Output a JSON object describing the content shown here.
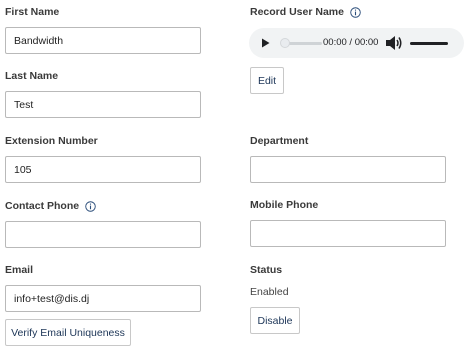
{
  "left_column": {
    "first_name": {
      "label": "First Name",
      "value": "Bandwidth"
    },
    "last_name": {
      "label": "Last Name",
      "value": "Test"
    },
    "extension_number": {
      "label": "Extension Number",
      "value": "105"
    },
    "contact_phone": {
      "label": "Contact Phone",
      "value": ""
    },
    "email": {
      "label": "Email",
      "value": "info+test@dis.dj"
    },
    "verify_email_button": "Verify Email Uniqueness"
  },
  "right_column": {
    "record_user_name": {
      "label": "Record User Name",
      "audio": {
        "time": "00:00 / 00:00",
        "progress": 0,
        "volume": 1
      },
      "edit_button": "Edit"
    },
    "department": {
      "label": "Department",
      "value": ""
    },
    "mobile_phone": {
      "label": "Mobile Phone",
      "value": ""
    },
    "status": {
      "label": "Status",
      "value": "Enabled",
      "disable_button": "Disable"
    }
  },
  "icons": {
    "info": "info-circle-icon",
    "play": "play-icon",
    "volume": "volume-icon"
  },
  "colors": {
    "button_text": "#1c3557",
    "info_icon": "#2b4d7a"
  }
}
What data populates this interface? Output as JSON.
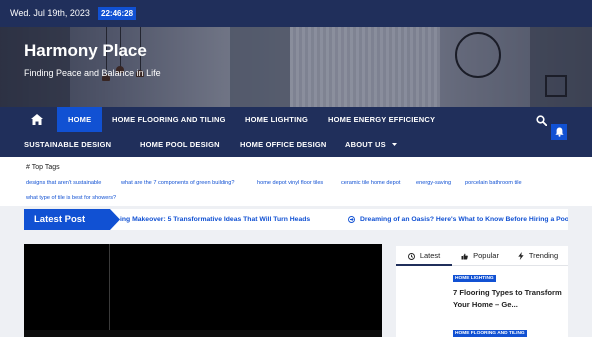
{
  "topbar": {
    "date": "Wed. Jul 19th, 2023",
    "time": "22:46:28"
  },
  "site": {
    "title": "Harmony Place",
    "tagline": "Finding Peace and Balance in Life"
  },
  "nav": {
    "row1": [
      "HOME",
      "HOME FLOORING AND TILING",
      "HOME LIGHTING",
      "HOME ENERGY EFFICIENCY"
    ],
    "row2": [
      "SUSTAINABLE DESIGN",
      "HOME POOL DESIGN",
      "HOME OFFICE DESIGN",
      "ABOUT US"
    ],
    "home_icon": "home-icon",
    "search_icon": "search-icon",
    "bell_icon": "bell-icon"
  },
  "top_tags": {
    "label": "Top Tags",
    "tags": [
      "designs that aren't sustainable",
      "what are the 7 components of green building?",
      "home depot vinyl floor tiles",
      "ceramic tile home depot",
      "energy-saving",
      "porcelain bathroom tile",
      "what type of tile is best for showers?"
    ]
  },
  "ticker": {
    "label": "Latest Post",
    "items": [
      "ing Makeover: 5 Transformative Ideas That Will Turn Heads",
      "Dreaming of an Oasis? Here's What to Know Before Hiring a Pool Design"
    ]
  },
  "sidebar": {
    "tabs": [
      "Latest",
      "Popular",
      "Trending"
    ],
    "posts": [
      {
        "category": "HOME LIGHTING",
        "title": "7 Flooring Types to Transform Your Home – Ge..."
      },
      {
        "category": "HOME FLOORING AND TILING",
        "title": ""
      }
    ]
  },
  "colors": {
    "navy": "#202f5b",
    "accent": "#1151d3"
  }
}
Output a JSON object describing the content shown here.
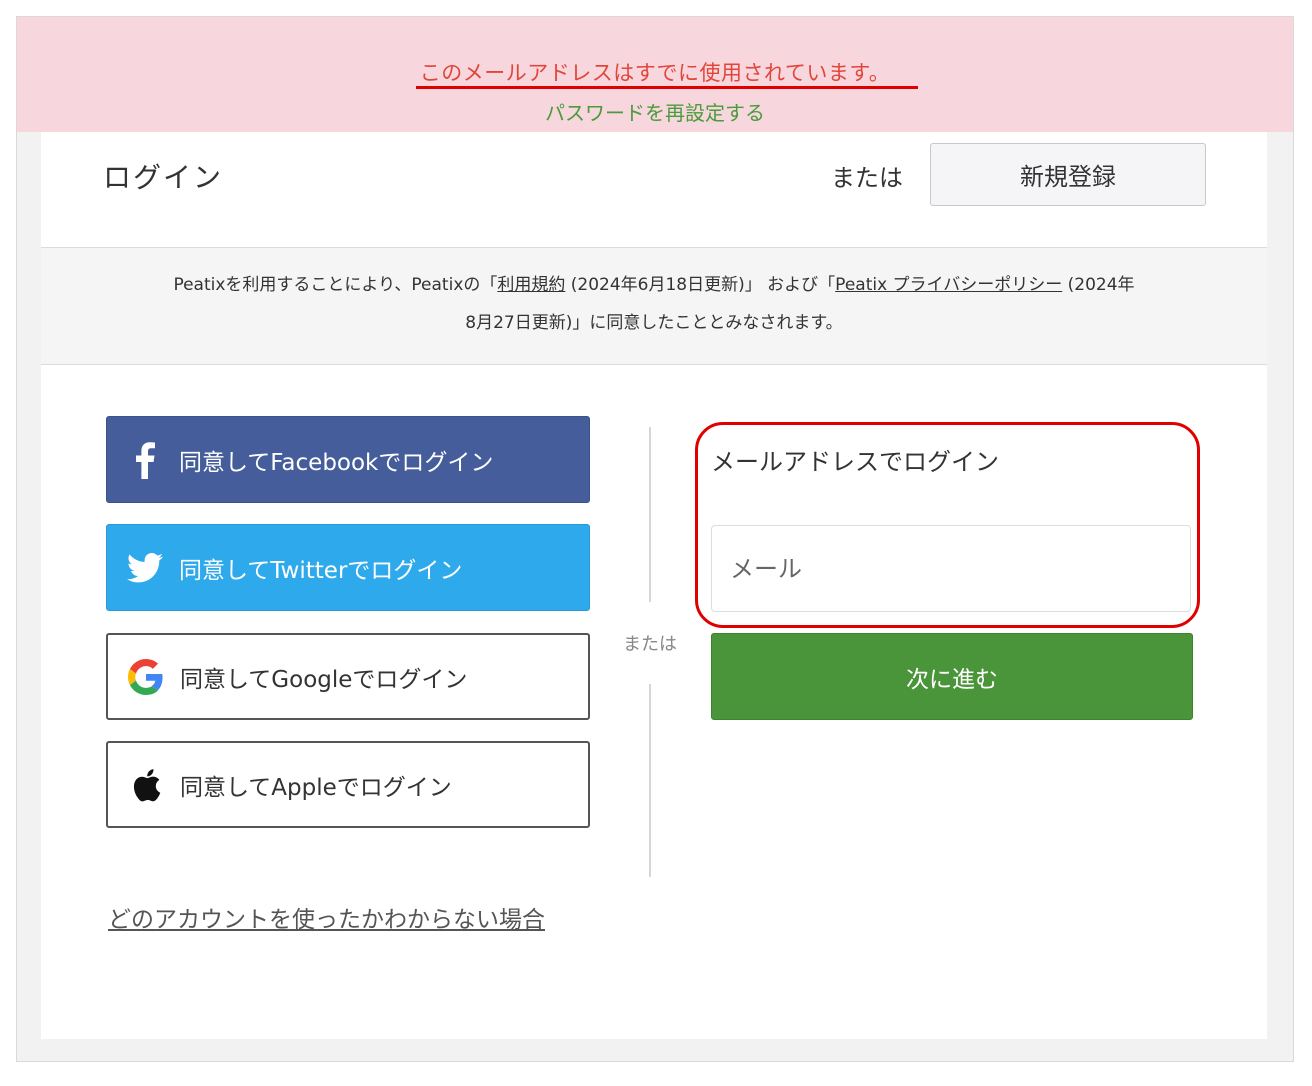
{
  "alert": {
    "message": "このメールアドレスはすでに使用されています。",
    "reset_link": "パスワードを再設定する",
    "message_color": "#e2463a",
    "link_color": "#4a9b3c"
  },
  "header": {
    "title": "ログイン",
    "or_label": "または",
    "signup_label": "新規登録"
  },
  "terms": {
    "part1": "Peatixを利用することにより、Peatixの「",
    "terms_link": "利用規約",
    "part2": " (2024年6月18日更新)」 および「",
    "privacy_link": "Peatix プライバシーポリシー",
    "part3": " (2024年",
    "line2": "8月27日更新)」に同意したこととみなされます。"
  },
  "social": {
    "facebook": {
      "label": "同意してFacebookでログイン",
      "icon": "facebook-icon",
      "color": "#455d9a"
    },
    "twitter": {
      "label": "同意してTwitterでログイン",
      "icon": "twitter-icon",
      "color": "#2eaaec"
    },
    "google": {
      "label": "同意してGoogleでログイン",
      "icon": "google-icon"
    },
    "apple": {
      "label": "同意してAppleでログイン",
      "icon": "apple-icon"
    }
  },
  "divider_label": "または",
  "unknown_account_link": "どのアカウントを使ったかわからない場合",
  "email_login": {
    "title": "メールアドレスでログイン",
    "placeholder": "メール",
    "value": "",
    "next_label": "次に進む",
    "next_color": "#4a943a"
  }
}
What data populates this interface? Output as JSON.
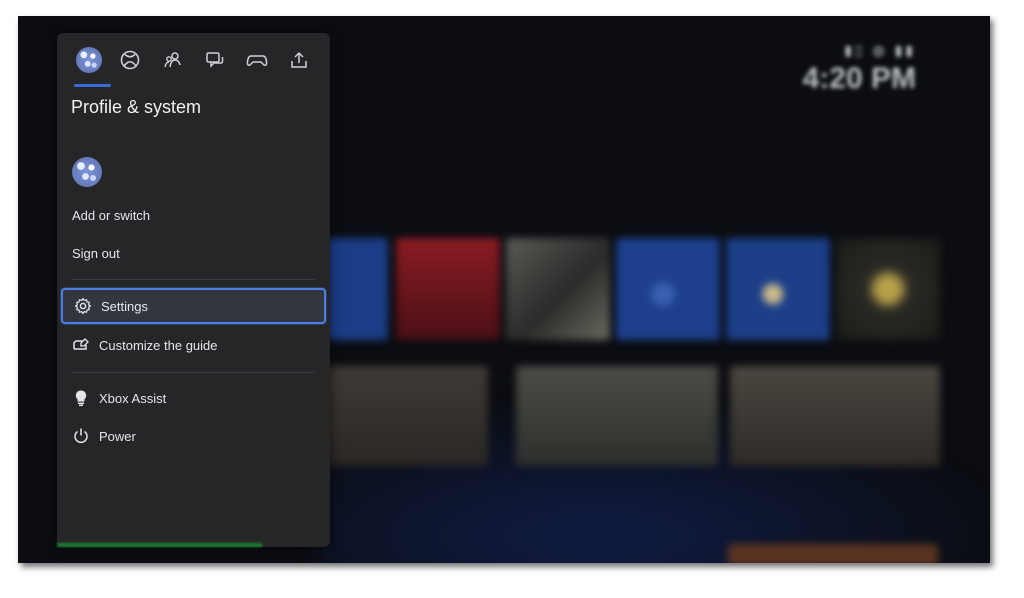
{
  "colors": {
    "accent": "#3b6bd6",
    "selection_border": "#4c7ee8",
    "panel": "#262629"
  },
  "guide": {
    "tabs": [
      {
        "name": "profile-avatar-tab",
        "icon": "avatar-icon"
      },
      {
        "name": "xbox-tab",
        "icon": "xbox-icon"
      },
      {
        "name": "people-tab",
        "icon": "people-icon"
      },
      {
        "name": "chat-tab",
        "icon": "chat-icon"
      },
      {
        "name": "controller-tab",
        "icon": "controller-icon"
      },
      {
        "name": "share-tab",
        "icon": "share-icon"
      }
    ],
    "active_tab": "profile-avatar-tab",
    "title": "Profile & system",
    "add_or_switch": "Add or switch",
    "sign_out": "Sign out",
    "settings": "Settings",
    "customize": "Customize the guide",
    "xbox_assist": "Xbox Assist",
    "power": "Power"
  },
  "background": {
    "status_icons": "▮▯ ◍ ▮▮",
    "time": "4:20 PM"
  }
}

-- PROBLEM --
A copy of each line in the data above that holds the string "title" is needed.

-- FINISHED TASK --
    "title": "Harmony Place",
        "title": "7 Flooring Types to Transform Your Home – Ge..."
        "title": ""
    "title": "ログイン",
    "title": "メールアドレスでログイン",
    "title": "Profile & system",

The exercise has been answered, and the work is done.